§ Work order:
Leave the pictures out and repeat the rest of the data below exactly.
(Source data Opens)
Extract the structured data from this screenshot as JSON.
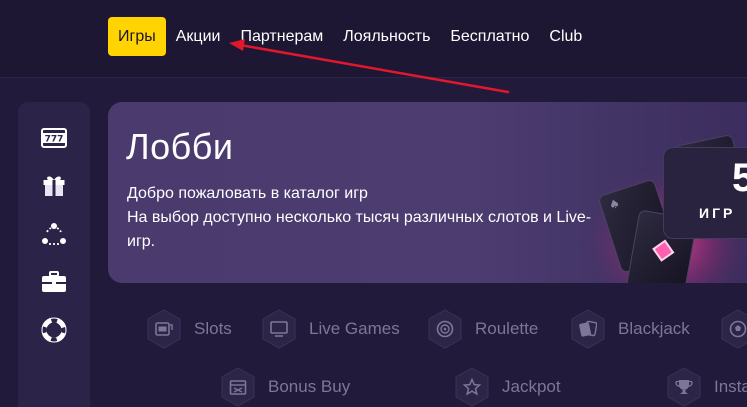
{
  "nav": {
    "items": [
      {
        "label": "Игры",
        "active": true
      },
      {
        "label": "Акции",
        "active": false
      },
      {
        "label": "Партнерам",
        "active": false
      },
      {
        "label": "Лояльность",
        "active": false
      },
      {
        "label": "Бесплатно",
        "active": false
      },
      {
        "label": "Club",
        "active": false
      }
    ]
  },
  "sidebar": {
    "icons": [
      "slots-777-icon",
      "gift-icon",
      "users-network-icon",
      "briefcase-icon",
      "lifebuoy-icon"
    ]
  },
  "hero": {
    "title": "Лобби",
    "line1": "Добро пожаловать в каталог игр",
    "line2": "На выбор доступно несколько тысяч различных слотов и Live-",
    "line3": "игр.",
    "badge_number": "5",
    "badge_label": "ИГР"
  },
  "categories": {
    "row1": [
      {
        "label": "Slots",
        "icon": "slot-machine-icon"
      },
      {
        "label": "Live Games",
        "icon": "tv-icon"
      },
      {
        "label": "Roulette",
        "icon": "roulette-icon"
      },
      {
        "label": "Blackjack",
        "icon": "cards-icon"
      }
    ],
    "row2": [
      {
        "label": "Bonus Buy",
        "icon": "bonus-buy-icon"
      },
      {
        "label": "Jackpot",
        "icon": "star-icon"
      },
      {
        "label": "Insta",
        "icon": "trophy-icon"
      }
    ]
  },
  "colors": {
    "background": "#221a3b",
    "accent": "#ffd400",
    "annotation_arrow": "#e0182d",
    "category_text": "#7d7699"
  }
}
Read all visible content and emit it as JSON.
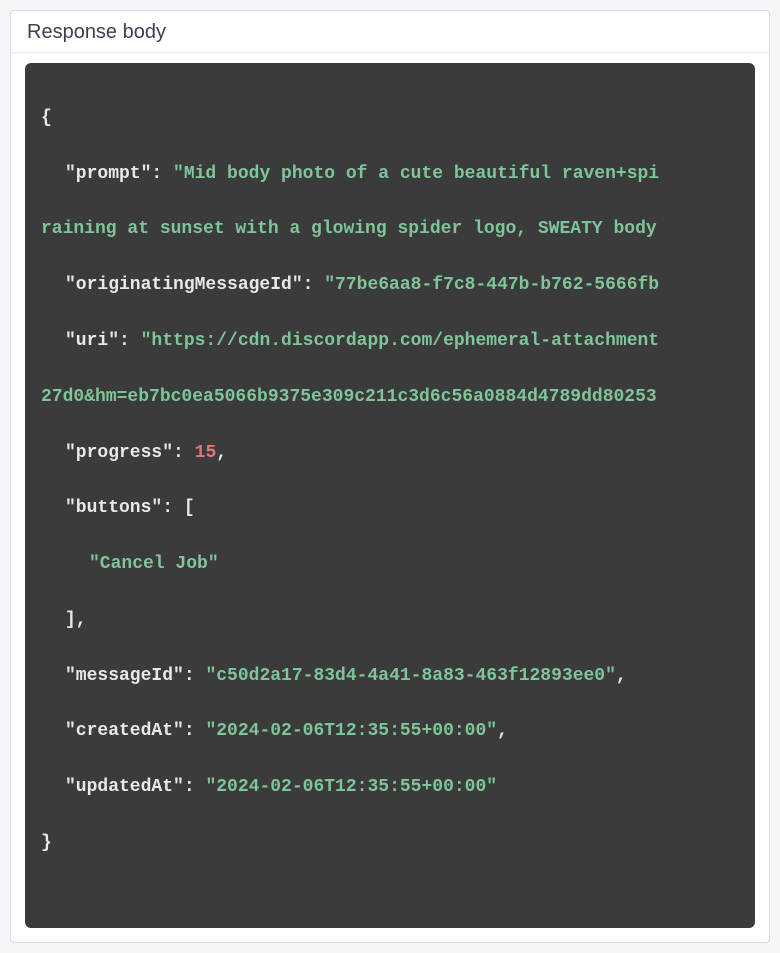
{
  "header": {
    "title": "Response body"
  },
  "json": {
    "keys": {
      "prompt": "\"prompt\"",
      "originatingMessageId": "\"originatingMessageId\"",
      "uri": "\"uri\"",
      "progress": "\"progress\"",
      "buttons": "\"buttons\"",
      "messageId": "\"messageId\"",
      "createdAt": "\"createdAt\"",
      "updatedAt": "\"updatedAt\""
    },
    "values": {
      "prompt_line1": "\"Mid body photo of a cute beautiful raven+spi",
      "prompt_line2": "raining at sunset with a glowing spider logo, SWEATY body",
      "originatingMessageId": "\"77be6aa8-f7c8-447b-b762-5666fb",
      "uri_line1": "\"https://cdn.discordapp.com/ephemeral-attachment",
      "uri_line2": "27d0&hm=eb7bc0ea5066b9375e309c211c3d6c56a0884d4789dd80253",
      "progress": "15",
      "buttons_item": "\"Cancel Job\"",
      "messageId": "\"c50d2a17-83d4-4a41-8a83-463f12893ee0\"",
      "createdAt": "\"2024-02-06T12:35:55+00:00\"",
      "updatedAt": "\"2024-02-06T12:35:55+00:00\""
    },
    "punct": {
      "open_brace": "{",
      "close_brace": "}",
      "colon_sp": ": ",
      "comma": ",",
      "open_bracket": "[",
      "close_bracket_comma": "],"
    }
  }
}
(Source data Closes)
§ Task response:
Extract the structured data from this screenshot as JSON.
{
  "nav": {
    "items": [
      {
        "label": "Игры",
        "active": true
      },
      {
        "label": "Акции",
        "active": false
      },
      {
        "label": "Партнерам",
        "active": false
      },
      {
        "label": "Лояльность",
        "active": false
      },
      {
        "label": "Бесплатно",
        "active": false
      },
      {
        "label": "Club",
        "active": false
      }
    ]
  },
  "sidebar": {
    "icons": [
      "slots-777-icon",
      "gift-icon",
      "users-network-icon",
      "briefcase-icon",
      "lifebuoy-icon"
    ]
  },
  "hero": {
    "title": "Лобби",
    "line1": "Добро пожаловать в каталог игр",
    "line2": "На выбор доступно несколько тысяч различных слотов и Live-",
    "line3": "игр.",
    "badge_number": "5",
    "badge_label": "ИГР"
  },
  "categories": {
    "row1": [
      {
        "label": "Slots",
        "icon": "slot-machine-icon"
      },
      {
        "label": "Live Games",
        "icon": "tv-icon"
      },
      {
        "label": "Roulette",
        "icon": "roulette-icon"
      },
      {
        "label": "Blackjack",
        "icon": "cards-icon"
      }
    ],
    "row2": [
      {
        "label": "Bonus Buy",
        "icon": "bonus-buy-icon"
      },
      {
        "label": "Jackpot",
        "icon": "star-icon"
      },
      {
        "label": "Insta",
        "icon": "trophy-icon"
      }
    ]
  },
  "colors": {
    "background": "#221a3b",
    "accent": "#ffd400",
    "annotation_arrow": "#e0182d",
    "category_text": "#7d7699"
  }
}
Read all visible content and emit it as JSON.
{
  "header": {
    "title": "Response body"
  },
  "json": {
    "keys": {
      "prompt": "\"prompt\"",
      "originatingMessageId": "\"originatingMessageId\"",
      "uri": "\"uri\"",
      "progress": "\"progress\"",
      "buttons": "\"buttons\"",
      "messageId": "\"messageId\"",
      "createdAt": "\"createdAt\"",
      "updatedAt": "\"updatedAt\""
    },
    "values": {
      "prompt_line1": "\"Mid body photo of a cute beautiful raven+spi",
      "prompt_line2": "raining at sunset with a glowing spider logo, SWEATY body",
      "originatingMessageId": "\"77be6aa8-f7c8-447b-b762-5666fb",
      "uri_line1": "\"https://cdn.discordapp.com/ephemeral-attachment",
      "uri_line2": "27d0&hm=eb7bc0ea5066b9375e309c211c3d6c56a0884d4789dd80253",
      "progress": "15",
      "buttons_item": "\"Cancel Job\"",
      "messageId": "\"c50d2a17-83d4-4a41-8a83-463f12893ee0\"",
      "createdAt": "\"2024-02-06T12:35:55+00:00\"",
      "updatedAt": "\"2024-02-06T12:35:55+00:00\""
    },
    "punct": {
      "open_brace": "{",
      "close_brace": "}",
      "colon_sp": ": ",
      "comma": ",",
      "open_bracket": "[",
      "close_bracket_comma": "],"
    }
  }
}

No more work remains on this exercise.